* **WHAT THIS TASK INVOLVES**
Repeat the listing that follows character for character, omitting images.

* **INPUT MATERIAL**

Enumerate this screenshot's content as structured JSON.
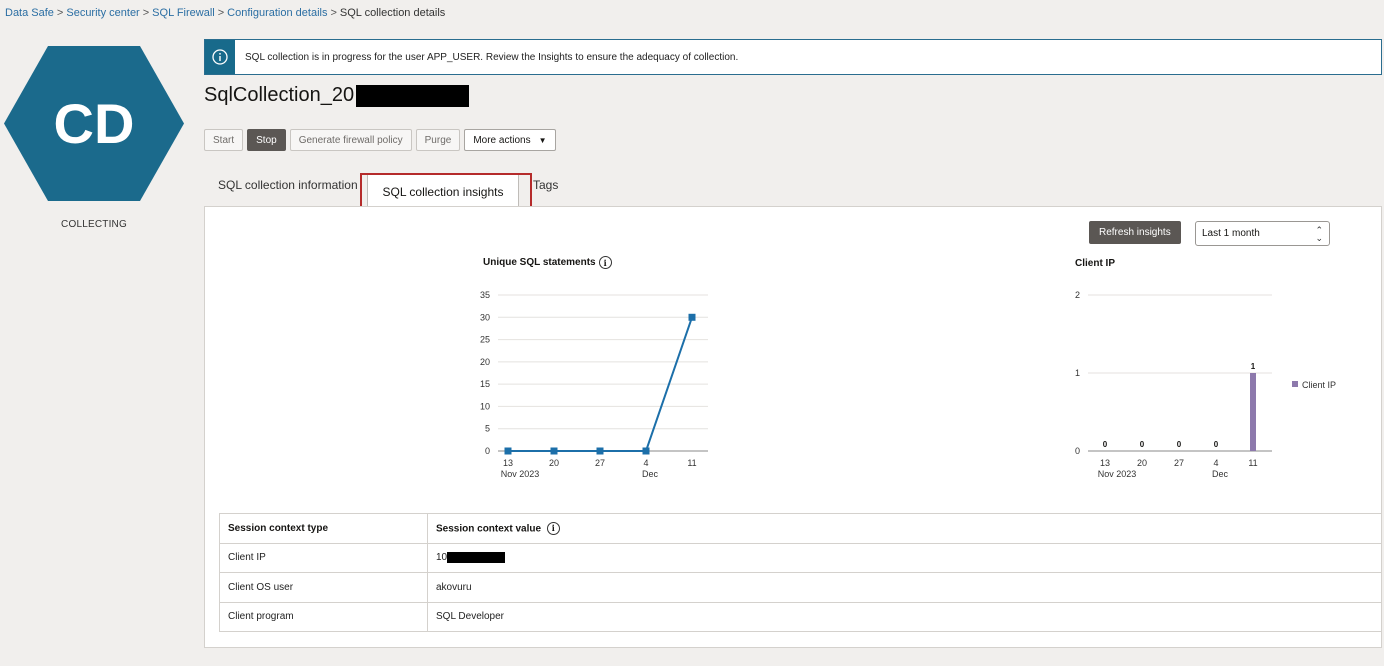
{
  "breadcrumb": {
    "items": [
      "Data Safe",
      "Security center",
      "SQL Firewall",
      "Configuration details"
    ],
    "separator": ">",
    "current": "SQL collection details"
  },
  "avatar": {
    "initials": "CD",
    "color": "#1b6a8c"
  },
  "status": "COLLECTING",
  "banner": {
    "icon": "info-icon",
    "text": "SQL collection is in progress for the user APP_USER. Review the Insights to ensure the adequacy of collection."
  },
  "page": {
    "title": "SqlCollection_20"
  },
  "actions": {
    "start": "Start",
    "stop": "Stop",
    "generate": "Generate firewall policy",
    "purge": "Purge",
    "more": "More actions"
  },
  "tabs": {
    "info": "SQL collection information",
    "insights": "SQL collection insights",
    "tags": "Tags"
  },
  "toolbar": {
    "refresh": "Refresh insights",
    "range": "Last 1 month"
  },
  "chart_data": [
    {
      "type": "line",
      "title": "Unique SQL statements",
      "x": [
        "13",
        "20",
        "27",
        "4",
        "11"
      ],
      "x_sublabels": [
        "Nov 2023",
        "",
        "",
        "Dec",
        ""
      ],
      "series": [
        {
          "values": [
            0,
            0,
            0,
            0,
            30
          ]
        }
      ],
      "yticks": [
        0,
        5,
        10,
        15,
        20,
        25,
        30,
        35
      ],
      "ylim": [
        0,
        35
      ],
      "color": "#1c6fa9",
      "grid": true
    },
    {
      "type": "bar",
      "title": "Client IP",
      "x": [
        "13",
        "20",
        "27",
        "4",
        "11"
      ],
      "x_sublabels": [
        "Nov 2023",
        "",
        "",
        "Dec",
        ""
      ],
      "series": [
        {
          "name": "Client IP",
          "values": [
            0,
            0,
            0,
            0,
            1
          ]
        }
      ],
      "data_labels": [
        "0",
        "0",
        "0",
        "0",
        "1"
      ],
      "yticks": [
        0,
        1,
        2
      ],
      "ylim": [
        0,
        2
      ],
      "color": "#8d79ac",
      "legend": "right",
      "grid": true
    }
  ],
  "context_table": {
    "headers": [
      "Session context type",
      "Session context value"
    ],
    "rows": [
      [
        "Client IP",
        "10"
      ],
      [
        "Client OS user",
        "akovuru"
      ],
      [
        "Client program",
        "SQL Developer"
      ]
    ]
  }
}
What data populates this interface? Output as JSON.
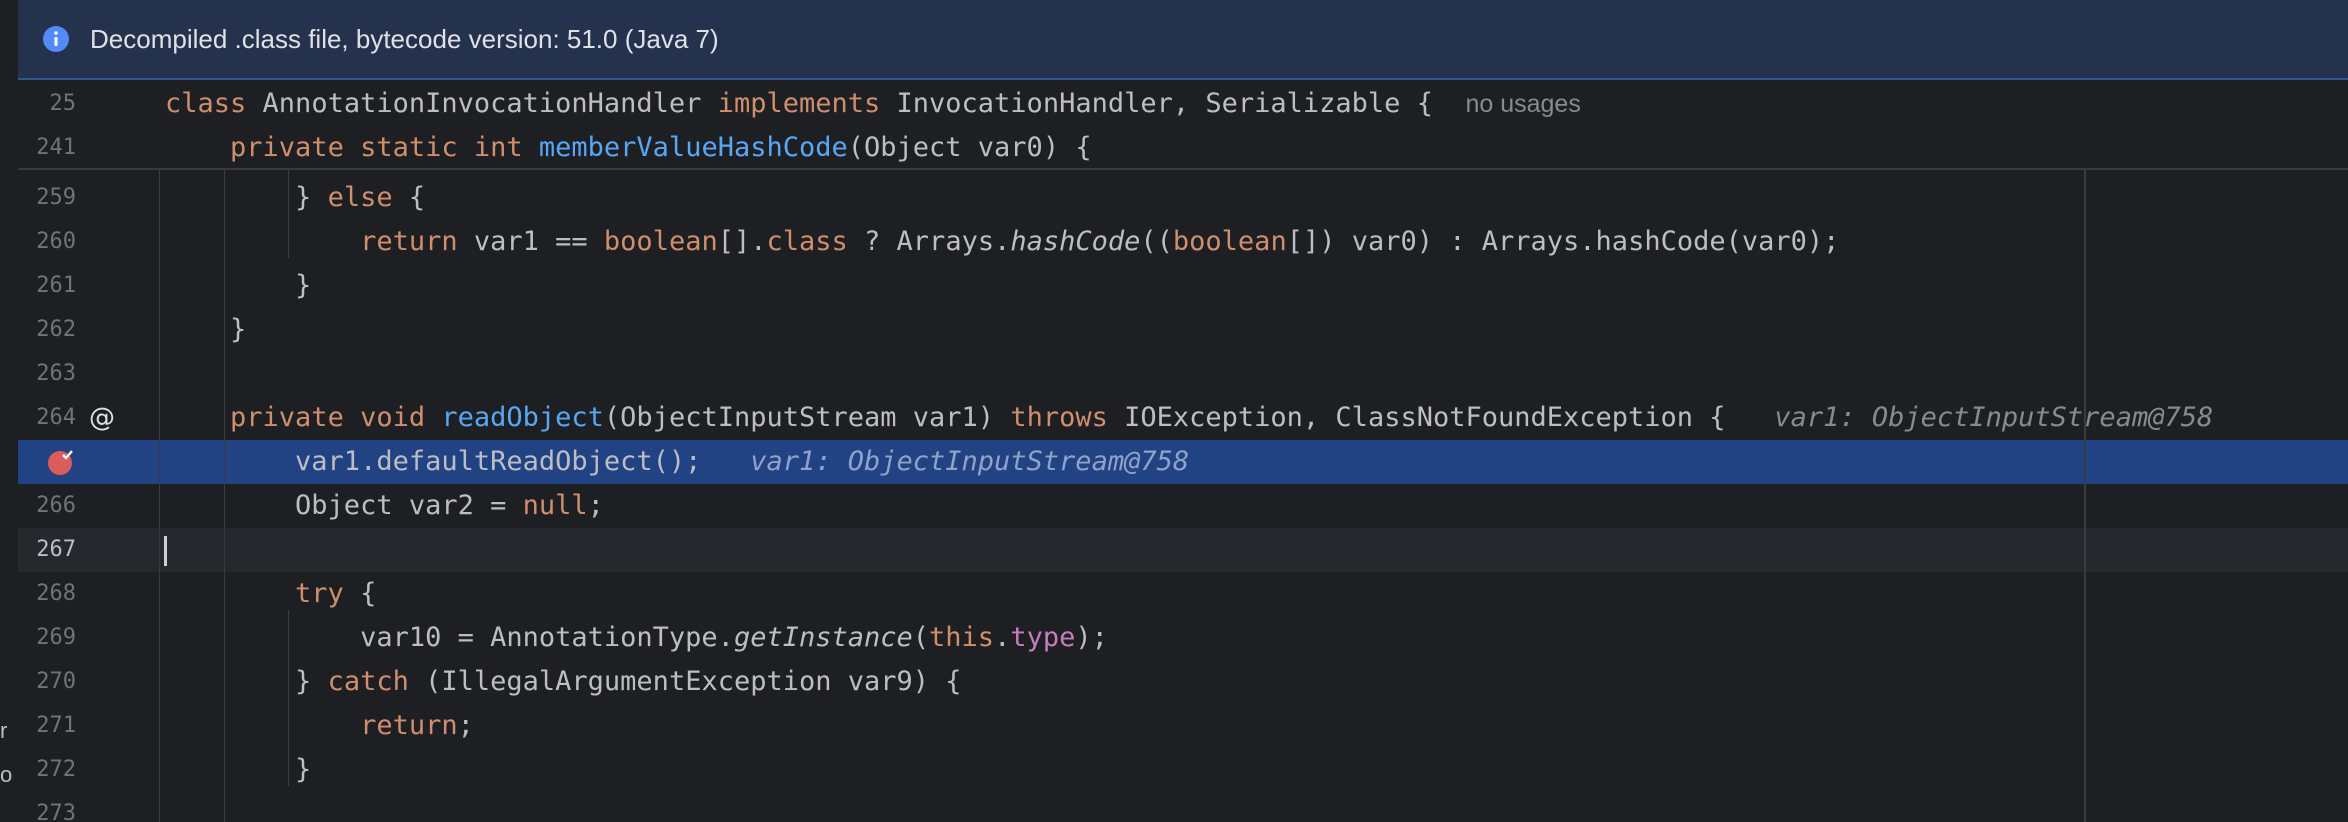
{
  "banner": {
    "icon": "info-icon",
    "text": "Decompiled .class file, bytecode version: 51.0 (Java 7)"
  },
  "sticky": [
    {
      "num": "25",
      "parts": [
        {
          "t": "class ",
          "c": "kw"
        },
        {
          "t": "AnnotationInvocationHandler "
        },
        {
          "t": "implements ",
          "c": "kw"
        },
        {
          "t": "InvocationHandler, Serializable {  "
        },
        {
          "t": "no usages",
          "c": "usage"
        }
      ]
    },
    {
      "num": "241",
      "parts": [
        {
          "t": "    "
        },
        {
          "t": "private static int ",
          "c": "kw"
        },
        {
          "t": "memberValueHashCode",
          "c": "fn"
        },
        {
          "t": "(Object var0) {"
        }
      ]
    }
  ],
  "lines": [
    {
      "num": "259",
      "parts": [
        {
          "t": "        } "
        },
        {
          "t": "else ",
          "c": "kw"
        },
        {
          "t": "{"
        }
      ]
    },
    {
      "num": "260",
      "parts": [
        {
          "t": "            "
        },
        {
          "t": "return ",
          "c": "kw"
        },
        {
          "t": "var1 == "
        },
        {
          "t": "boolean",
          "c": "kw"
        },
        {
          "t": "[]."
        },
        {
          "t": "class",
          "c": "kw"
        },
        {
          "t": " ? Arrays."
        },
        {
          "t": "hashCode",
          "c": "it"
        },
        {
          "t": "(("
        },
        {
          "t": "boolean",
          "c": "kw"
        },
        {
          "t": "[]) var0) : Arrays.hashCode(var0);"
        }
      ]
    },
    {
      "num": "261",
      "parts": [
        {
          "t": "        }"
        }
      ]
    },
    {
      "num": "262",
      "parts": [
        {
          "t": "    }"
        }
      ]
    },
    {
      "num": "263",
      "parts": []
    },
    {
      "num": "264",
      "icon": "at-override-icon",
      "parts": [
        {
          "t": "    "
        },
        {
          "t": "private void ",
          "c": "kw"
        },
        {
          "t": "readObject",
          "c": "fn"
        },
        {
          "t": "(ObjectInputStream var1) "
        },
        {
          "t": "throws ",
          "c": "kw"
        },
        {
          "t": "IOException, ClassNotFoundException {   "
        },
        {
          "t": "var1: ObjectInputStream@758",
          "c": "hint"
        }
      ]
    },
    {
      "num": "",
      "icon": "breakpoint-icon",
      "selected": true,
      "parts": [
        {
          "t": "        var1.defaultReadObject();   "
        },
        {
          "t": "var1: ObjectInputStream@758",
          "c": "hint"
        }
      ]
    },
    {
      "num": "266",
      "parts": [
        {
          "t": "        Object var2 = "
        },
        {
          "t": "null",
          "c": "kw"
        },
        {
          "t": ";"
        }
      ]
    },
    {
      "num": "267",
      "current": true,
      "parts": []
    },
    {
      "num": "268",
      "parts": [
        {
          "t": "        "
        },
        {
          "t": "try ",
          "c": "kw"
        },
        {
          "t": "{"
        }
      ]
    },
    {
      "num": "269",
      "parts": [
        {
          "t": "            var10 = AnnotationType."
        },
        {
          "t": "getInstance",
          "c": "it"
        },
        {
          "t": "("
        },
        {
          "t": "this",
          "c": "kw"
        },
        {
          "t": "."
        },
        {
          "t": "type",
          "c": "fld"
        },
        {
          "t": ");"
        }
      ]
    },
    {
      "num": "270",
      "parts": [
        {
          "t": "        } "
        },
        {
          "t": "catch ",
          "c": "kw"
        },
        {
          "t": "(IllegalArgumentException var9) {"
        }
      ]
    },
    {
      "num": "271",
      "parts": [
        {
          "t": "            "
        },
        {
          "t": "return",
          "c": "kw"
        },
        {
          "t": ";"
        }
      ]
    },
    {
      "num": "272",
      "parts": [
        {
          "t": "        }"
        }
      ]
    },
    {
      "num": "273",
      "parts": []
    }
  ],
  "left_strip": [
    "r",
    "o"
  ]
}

* **RESPONSE TO THE EXERCISE**
Enumerate this screenshot's content as structured JSON.
{
  "breadcrumb": {
    "items": [
      "Data Safe",
      "Security center",
      "SQL Firewall",
      "Configuration details"
    ],
    "separator": ">",
    "current": "SQL collection details"
  },
  "avatar": {
    "initials": "CD",
    "color": "#1b6a8c"
  },
  "status": "COLLECTING",
  "banner": {
    "icon": "info-icon",
    "text": "SQL collection is in progress for the user APP_USER. Review the Insights to ensure the adequacy of collection."
  },
  "page": {
    "title": "SqlCollection_20"
  },
  "actions": {
    "start": "Start",
    "stop": "Stop",
    "generate": "Generate firewall policy",
    "purge": "Purge",
    "more": "More actions"
  },
  "tabs": {
    "info": "SQL collection information",
    "insights": "SQL collection insights",
    "tags": "Tags"
  },
  "toolbar": {
    "refresh": "Refresh insights",
    "range": "Last 1 month"
  },
  "chart_data": [
    {
      "type": "line",
      "title": "Unique SQL statements",
      "x": [
        "13",
        "20",
        "27",
        "4",
        "11"
      ],
      "x_sublabels": [
        "Nov 2023",
        "",
        "",
        "Dec",
        ""
      ],
      "series": [
        {
          "values": [
            0,
            0,
            0,
            0,
            30
          ]
        }
      ],
      "yticks": [
        0,
        5,
        10,
        15,
        20,
        25,
        30,
        35
      ],
      "ylim": [
        0,
        35
      ],
      "color": "#1c6fa9",
      "grid": true
    },
    {
      "type": "bar",
      "title": "Client IP",
      "x": [
        "13",
        "20",
        "27",
        "4",
        "11"
      ],
      "x_sublabels": [
        "Nov 2023",
        "",
        "",
        "Dec",
        ""
      ],
      "series": [
        {
          "name": "Client IP",
          "values": [
            0,
            0,
            0,
            0,
            1
          ]
        }
      ],
      "data_labels": [
        "0",
        "0",
        "0",
        "0",
        "1"
      ],
      "yticks": [
        0,
        1,
        2
      ],
      "ylim": [
        0,
        2
      ],
      "color": "#8d79ac",
      "legend": "right",
      "grid": true
    }
  ],
  "context_table": {
    "headers": [
      "Session context type",
      "Session context value"
    ],
    "rows": [
      [
        "Client IP",
        "10"
      ],
      [
        "Client OS user",
        "akovuru"
      ],
      [
        "Client program",
        "SQL Developer"
      ]
    ]
  }
}
What data populates this interface? Output as JSON.
{
  "banner": {
    "icon": "info-icon",
    "text": "Decompiled .class file, bytecode version: 51.0 (Java 7)"
  },
  "sticky": [
    {
      "num": "25",
      "parts": [
        {
          "t": "class ",
          "c": "kw"
        },
        {
          "t": "AnnotationInvocationHandler "
        },
        {
          "t": "implements ",
          "c": "kw"
        },
        {
          "t": "InvocationHandler, Serializable {  "
        },
        {
          "t": "no usages",
          "c": "usage"
        }
      ]
    },
    {
      "num": "241",
      "parts": [
        {
          "t": "    "
        },
        {
          "t": "private static int ",
          "c": "kw"
        },
        {
          "t": "memberValueHashCode",
          "c": "fn"
        },
        {
          "t": "(Object var0) {"
        }
      ]
    }
  ],
  "lines": [
    {
      "num": "259",
      "parts": [
        {
          "t": "        } "
        },
        {
          "t": "else ",
          "c": "kw"
        },
        {
          "t": "{"
        }
      ]
    },
    {
      "num": "260",
      "parts": [
        {
          "t": "            "
        },
        {
          "t": "return ",
          "c": "kw"
        },
        {
          "t": "var1 == "
        },
        {
          "t": "boolean",
          "c": "kw"
        },
        {
          "t": "[]."
        },
        {
          "t": "class",
          "c": "kw"
        },
        {
          "t": " ? Arrays."
        },
        {
          "t": "hashCode",
          "c": "it"
        },
        {
          "t": "(("
        },
        {
          "t": "boolean",
          "c": "kw"
        },
        {
          "t": "[]) var0) : Arrays.hashCode(var0);"
        }
      ]
    },
    {
      "num": "261",
      "parts": [
        {
          "t": "        }"
        }
      ]
    },
    {
      "num": "262",
      "parts": [
        {
          "t": "    }"
        }
      ]
    },
    {
      "num": "263",
      "parts": []
    },
    {
      "num": "264",
      "icon": "at-override-icon",
      "parts": [
        {
          "t": "    "
        },
        {
          "t": "private void ",
          "c": "kw"
        },
        {
          "t": "readObject",
          "c": "fn"
        },
        {
          "t": "(ObjectInputStream var1) "
        },
        {
          "t": "throws ",
          "c": "kw"
        },
        {
          "t": "IOException, ClassNotFoundException {   "
        },
        {
          "t": "var1: ObjectInputStream@758",
          "c": "hint"
        }
      ]
    },
    {
      "num": "",
      "icon": "breakpoint-icon",
      "selected": true,
      "parts": [
        {
          "t": "        var1.defaultReadObject();   "
        },
        {
          "t": "var1: ObjectInputStream@758",
          "c": "hint"
        }
      ]
    },
    {
      "num": "266",
      "parts": [
        {
          "t": "        Object var2 = "
        },
        {
          "t": "null",
          "c": "kw"
        },
        {
          "t": ";"
        }
      ]
    },
    {
      "num": "267",
      "current": true,
      "parts": []
    },
    {
      "num": "268",
      "parts": [
        {
          "t": "        "
        },
        {
          "t": "try ",
          "c": "kw"
        },
        {
          "t": "{"
        }
      ]
    },
    {
      "num": "269",
      "parts": [
        {
          "t": "            var10 = AnnotationType."
        },
        {
          "t": "getInstance",
          "c": "it"
        },
        {
          "t": "("
        },
        {
          "t": "this",
          "c": "kw"
        },
        {
          "t": "."
        },
        {
          "t": "type",
          "c": "fld"
        },
        {
          "t": ");"
        }
      ]
    },
    {
      "num": "270",
      "parts": [
        {
          "t": "        } "
        },
        {
          "t": "catch ",
          "c": "kw"
        },
        {
          "t": "(IllegalArgumentException var9) {"
        }
      ]
    },
    {
      "num": "271",
      "parts": [
        {
          "t": "            "
        },
        {
          "t": "return",
          "c": "kw"
        },
        {
          "t": ";"
        }
      ]
    },
    {
      "num": "272",
      "parts": [
        {
          "t": "        }"
        }
      ]
    },
    {
      "num": "273",
      "parts": []
    }
  ],
  "left_strip": [
    "r",
    "o"
  ]
}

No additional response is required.